### Source records

= Beginning of Section =

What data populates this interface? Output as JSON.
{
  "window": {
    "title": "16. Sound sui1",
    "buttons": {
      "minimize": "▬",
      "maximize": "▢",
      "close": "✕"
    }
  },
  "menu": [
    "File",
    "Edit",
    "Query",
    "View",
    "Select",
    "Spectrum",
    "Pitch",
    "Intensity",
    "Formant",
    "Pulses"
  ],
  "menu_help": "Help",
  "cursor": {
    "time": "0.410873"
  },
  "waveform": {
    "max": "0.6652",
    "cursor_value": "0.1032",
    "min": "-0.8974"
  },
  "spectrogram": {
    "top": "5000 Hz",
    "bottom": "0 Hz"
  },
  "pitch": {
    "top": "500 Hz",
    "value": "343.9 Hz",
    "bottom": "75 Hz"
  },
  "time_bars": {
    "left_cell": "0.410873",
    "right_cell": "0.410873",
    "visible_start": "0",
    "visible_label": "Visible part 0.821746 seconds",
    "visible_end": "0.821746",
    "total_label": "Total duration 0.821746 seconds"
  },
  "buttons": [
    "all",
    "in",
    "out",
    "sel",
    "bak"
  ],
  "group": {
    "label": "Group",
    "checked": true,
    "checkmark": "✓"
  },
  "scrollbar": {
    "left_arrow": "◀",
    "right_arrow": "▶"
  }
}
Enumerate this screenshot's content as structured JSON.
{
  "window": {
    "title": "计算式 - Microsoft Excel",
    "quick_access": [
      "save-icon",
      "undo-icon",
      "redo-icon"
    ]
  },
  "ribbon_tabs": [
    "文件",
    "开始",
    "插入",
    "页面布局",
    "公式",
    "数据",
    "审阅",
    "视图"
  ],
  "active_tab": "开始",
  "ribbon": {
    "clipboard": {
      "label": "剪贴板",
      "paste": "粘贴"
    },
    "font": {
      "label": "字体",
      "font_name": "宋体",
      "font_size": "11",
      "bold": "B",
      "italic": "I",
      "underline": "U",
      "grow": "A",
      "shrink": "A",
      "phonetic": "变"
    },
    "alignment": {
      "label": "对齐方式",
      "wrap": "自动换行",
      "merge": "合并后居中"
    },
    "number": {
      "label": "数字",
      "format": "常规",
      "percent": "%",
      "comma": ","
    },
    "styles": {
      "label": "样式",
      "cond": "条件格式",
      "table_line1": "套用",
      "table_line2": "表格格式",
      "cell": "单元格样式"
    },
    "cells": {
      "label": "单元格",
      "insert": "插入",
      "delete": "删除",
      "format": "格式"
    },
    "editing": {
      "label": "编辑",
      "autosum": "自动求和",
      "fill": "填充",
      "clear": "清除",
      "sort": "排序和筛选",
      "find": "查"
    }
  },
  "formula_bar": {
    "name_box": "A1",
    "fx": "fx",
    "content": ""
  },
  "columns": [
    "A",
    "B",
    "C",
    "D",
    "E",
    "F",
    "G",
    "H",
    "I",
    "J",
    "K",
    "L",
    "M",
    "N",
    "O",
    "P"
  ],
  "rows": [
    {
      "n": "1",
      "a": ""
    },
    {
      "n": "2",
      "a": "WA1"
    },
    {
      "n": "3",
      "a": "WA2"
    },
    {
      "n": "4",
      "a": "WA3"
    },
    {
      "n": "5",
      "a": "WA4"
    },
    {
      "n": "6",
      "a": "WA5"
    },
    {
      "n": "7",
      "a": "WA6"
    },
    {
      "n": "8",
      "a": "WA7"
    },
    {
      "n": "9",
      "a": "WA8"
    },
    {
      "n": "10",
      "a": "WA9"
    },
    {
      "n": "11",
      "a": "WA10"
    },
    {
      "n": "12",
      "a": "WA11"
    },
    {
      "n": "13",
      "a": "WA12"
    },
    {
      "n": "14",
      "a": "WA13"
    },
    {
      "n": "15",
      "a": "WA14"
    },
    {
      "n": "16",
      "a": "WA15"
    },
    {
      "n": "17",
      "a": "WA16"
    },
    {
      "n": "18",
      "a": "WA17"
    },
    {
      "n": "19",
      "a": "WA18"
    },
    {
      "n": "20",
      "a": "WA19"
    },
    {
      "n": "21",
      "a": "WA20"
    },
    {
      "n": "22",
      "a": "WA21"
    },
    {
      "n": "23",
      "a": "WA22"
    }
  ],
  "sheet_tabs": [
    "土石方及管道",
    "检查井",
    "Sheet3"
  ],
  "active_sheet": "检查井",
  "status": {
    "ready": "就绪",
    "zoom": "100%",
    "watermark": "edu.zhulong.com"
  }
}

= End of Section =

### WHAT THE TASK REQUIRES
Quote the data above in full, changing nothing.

### OUTPUT BELOW
What data populates this interface? Output as JSON.
{
  "window": {
    "title": "16. Sound sui1",
    "buttons": {
      "minimize": "▬",
      "maximize": "▢",
      "close": "✕"
    }
  },
  "menu": [
    "File",
    "Edit",
    "Query",
    "View",
    "Select",
    "Spectrum",
    "Pitch",
    "Intensity",
    "Formant",
    "Pulses"
  ],
  "menu_help": "Help",
  "cursor": {
    "time": "0.410873"
  },
  "waveform": {
    "max": "0.6652",
    "cursor_value": "0.1032",
    "min": "-0.8974"
  },
  "spectrogram": {
    "top": "5000 Hz",
    "bottom": "0 Hz"
  },
  "pitch": {
    "top": "500 Hz",
    "value": "343.9 Hz",
    "bottom": "75 Hz"
  },
  "time_bars": {
    "left_cell": "0.410873",
    "right_cell": "0.410873",
    "visible_start": "0",
    "visible_label": "Visible part 0.821746 seconds",
    "visible_end": "0.821746",
    "total_label": "Total duration 0.821746 seconds"
  },
  "buttons": [
    "all",
    "in",
    "out",
    "sel",
    "bak"
  ],
  "group": {
    "label": "Group",
    "checked": true,
    "checkmark": "✓"
  },
  "scrollbar": {
    "left_arrow": "◀",
    "right_arrow": "▶"
  }
}
Enumerate this screenshot's content as structured JSON.
{
  "window": {
    "title": "计算式 - Microsoft Excel",
    "quick_access": [
      "save-icon",
      "undo-icon",
      "redo-icon"
    ]
  },
  "ribbon_tabs": [
    "文件",
    "开始",
    "插入",
    "页面布局",
    "公式",
    "数据",
    "审阅",
    "视图"
  ],
  "active_tab": "开始",
  "ribbon": {
    "clipboard": {
      "label": "剪贴板",
      "paste": "粘贴"
    },
    "font": {
      "label": "字体",
      "font_name": "宋体",
      "font_size": "11",
      "bold": "B",
      "italic": "I",
      "underline": "U",
      "grow": "A",
      "shrink": "A",
      "phonetic": "变"
    },
    "alignment": {
      "label": "对齐方式",
      "wrap": "自动换行",
      "merge": "合并后居中"
    },
    "number": {
      "label": "数字",
      "format": "常规",
      "percent": "%",
      "comma": ","
    },
    "styles": {
      "label": "样式",
      "cond": "条件格式",
      "table_line1": "套用",
      "table_line2": "表格格式",
      "cell": "单元格样式"
    },
    "cells": {
      "label": "单元格",
      "insert": "插入",
      "delete": "删除",
      "format": "格式"
    },
    "editing": {
      "label": "编辑",
      "autosum": "自动求和",
      "fill": "填充",
      "clear": "清除",
      "sort": "排序和筛选",
      "find": "查"
    }
  },
  "formula_bar": {
    "name_box": "A1",
    "fx": "fx",
    "content": ""
  },
  "columns": [
    "A",
    "B",
    "C",
    "D",
    "E",
    "F",
    "G",
    "H",
    "I",
    "J",
    "K",
    "L",
    "M",
    "N",
    "O",
    "P"
  ],
  "rows": [
    {
      "n": "1",
      "a": ""
    },
    {
      "n": "2",
      "a": "WA1"
    },
    {
      "n": "3",
      "a": "WA2"
    },
    {
      "n": "4",
      "a": "WA3"
    },
    {
      "n": "5",
      "a": "WA4"
    },
    {
      "n": "6",
      "a": "WA5"
    },
    {
      "n": "7",
      "a": "WA6"
    },
    {
      "n": "8",
      "a": "WA7"
    },
    {
      "n": "9",
      "a": "WA8"
    },
    {
      "n": "10",
      "a": "WA9"
    },
    {
      "n": "11",
      "a": "WA10"
    },
    {
      "n": "12",
      "a": "WA11"
    },
    {
      "n": "13",
      "a": "WA12"
    },
    {
      "n": "14",
      "a": "WA13"
    },
    {
      "n": "15",
      "a": "WA14"
    },
    {
      "n": "16",
      "a": "WA15"
    },
    {
      "n": "17",
      "a": "WA16"
    },
    {
      "n": "18",
      "a": "WA17"
    },
    {
      "n": "19",
      "a": "WA18"
    },
    {
      "n": "20",
      "a": "WA19"
    },
    {
      "n": "21",
      "a": "WA20"
    },
    {
      "n": "22",
      "a": "WA21"
    },
    {
      "n": "23",
      "a": "WA22"
    }
  ],
  "sheet_tabs": [
    "土石方及管道",
    "检查井",
    "Sheet3"
  ],
  "active_sheet": "检查井",
  "status": {
    "ready": "就绪",
    "zoom": "100%",
    "watermark": "edu.zhulong.com"
  }
}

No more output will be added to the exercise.